  • Bean-counting cowboy

    It will be fun wathcing our three 1st round picks this next year to see what happens with their + 1 seasons.

    I think Flames fans have had enough bad luck in drafting for the hockey gods to finally smile upon us. C’mon hockey gods… Poirer to lead QMJHL in scoring, Klimchuk to lead WHL and Monahan to lead CHL in scoring…. it could happen… right… sigh.

  • 24% body fat

    Some very interesting stuff here. I’m doing some of my own tracking and modelling of prospect data, so it should be interesting to see how it aligns with this assessment.

  • ChinookArchYYC

    JA , really interesting stuff here. There looks to be a very high correlation between a Draft+1 steps forward and NHL success, and a negative correlation when a player takes a step back.

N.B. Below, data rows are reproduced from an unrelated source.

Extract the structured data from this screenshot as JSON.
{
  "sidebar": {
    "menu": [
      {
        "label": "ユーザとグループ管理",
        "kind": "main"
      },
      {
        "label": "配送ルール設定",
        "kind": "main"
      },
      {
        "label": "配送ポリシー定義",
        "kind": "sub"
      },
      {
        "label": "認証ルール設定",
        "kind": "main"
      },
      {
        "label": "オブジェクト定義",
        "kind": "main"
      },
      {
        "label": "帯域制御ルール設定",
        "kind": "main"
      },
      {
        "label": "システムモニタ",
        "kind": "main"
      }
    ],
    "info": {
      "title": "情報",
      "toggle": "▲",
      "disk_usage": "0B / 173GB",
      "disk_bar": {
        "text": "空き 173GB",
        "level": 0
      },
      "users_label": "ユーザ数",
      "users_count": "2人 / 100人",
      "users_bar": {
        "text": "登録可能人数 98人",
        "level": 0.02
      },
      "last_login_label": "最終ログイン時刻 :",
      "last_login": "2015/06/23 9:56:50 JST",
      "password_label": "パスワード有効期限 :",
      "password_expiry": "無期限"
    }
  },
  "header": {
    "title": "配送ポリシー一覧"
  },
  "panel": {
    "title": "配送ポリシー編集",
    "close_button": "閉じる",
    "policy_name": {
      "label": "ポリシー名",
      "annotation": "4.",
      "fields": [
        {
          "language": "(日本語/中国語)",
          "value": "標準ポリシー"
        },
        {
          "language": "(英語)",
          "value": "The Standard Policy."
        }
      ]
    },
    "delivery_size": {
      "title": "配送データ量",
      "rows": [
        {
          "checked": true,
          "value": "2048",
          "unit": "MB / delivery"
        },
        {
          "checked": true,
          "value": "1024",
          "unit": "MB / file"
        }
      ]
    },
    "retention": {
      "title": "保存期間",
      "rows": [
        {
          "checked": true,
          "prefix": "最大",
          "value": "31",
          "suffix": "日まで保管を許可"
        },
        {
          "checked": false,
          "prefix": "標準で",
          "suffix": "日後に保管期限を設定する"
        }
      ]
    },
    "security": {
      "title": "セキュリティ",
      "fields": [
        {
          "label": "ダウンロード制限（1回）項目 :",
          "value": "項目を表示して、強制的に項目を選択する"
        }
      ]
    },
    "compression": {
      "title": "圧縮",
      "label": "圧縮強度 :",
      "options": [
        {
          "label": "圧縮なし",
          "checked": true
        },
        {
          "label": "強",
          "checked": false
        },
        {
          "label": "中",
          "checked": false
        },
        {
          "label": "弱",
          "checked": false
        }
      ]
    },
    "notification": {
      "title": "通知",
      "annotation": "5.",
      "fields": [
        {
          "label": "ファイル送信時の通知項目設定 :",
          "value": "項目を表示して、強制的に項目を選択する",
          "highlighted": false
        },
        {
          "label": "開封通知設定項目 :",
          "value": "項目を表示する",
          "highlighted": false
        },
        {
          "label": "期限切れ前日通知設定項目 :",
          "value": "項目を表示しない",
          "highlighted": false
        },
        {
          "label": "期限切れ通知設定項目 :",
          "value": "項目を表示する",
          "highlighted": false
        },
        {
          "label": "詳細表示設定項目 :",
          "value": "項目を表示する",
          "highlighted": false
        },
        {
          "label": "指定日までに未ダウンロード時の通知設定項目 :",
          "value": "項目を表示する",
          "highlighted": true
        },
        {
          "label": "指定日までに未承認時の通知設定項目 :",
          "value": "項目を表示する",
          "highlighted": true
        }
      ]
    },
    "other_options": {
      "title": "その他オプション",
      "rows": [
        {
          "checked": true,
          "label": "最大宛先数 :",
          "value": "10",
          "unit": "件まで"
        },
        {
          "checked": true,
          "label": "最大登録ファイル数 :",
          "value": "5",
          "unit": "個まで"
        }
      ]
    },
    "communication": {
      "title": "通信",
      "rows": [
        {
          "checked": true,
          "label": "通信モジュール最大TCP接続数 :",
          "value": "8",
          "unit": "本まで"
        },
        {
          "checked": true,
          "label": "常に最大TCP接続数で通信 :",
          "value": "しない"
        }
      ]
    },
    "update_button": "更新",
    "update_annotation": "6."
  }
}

    Angelo Esposito is very intriguing in that he had one of the highest NHLE on the lists in his draft year, and while he put up a decent NHLE in his Draft+1 year, he still took a step back. How much rope do you give a big scorer?
    You can’t be too quick to judge after a single season, but it will be interesting to keep an eye on the Flames prospects, with this information in mind.

    Now if KEENAN KANZIG puts up 6 points and a +4 NHLE delta, does that make him a bonified future star?

    • ChinookArchYYC

      “Now if KEENAN KANZIG puts up 6 points and a +4 NHLE delta, does that make him a bonified future star?”

      I think we all know the answer to that is “Of course”

  • ChinookArchYYC

    Nice work. Supports the belief that comparable work on prospects is relevant. The relationship is somewhat weak but still provides a good 12 month review for those drafting the talent.

  • ChinookArchYYC

    The results are very interesting as they tend to prove a correlation between two things that were only speculative before.
    Your next analysis should concentrate on the correlation between before-DY and DY… Because its easy to say that a player with good numbers and good improvement the first year has a better chance to join the elite group… What we want to know is HOW can we predict if the player is going to have those good numbers in DY or not. (Maybe by comparing historical stats between different leagues and their results in DY)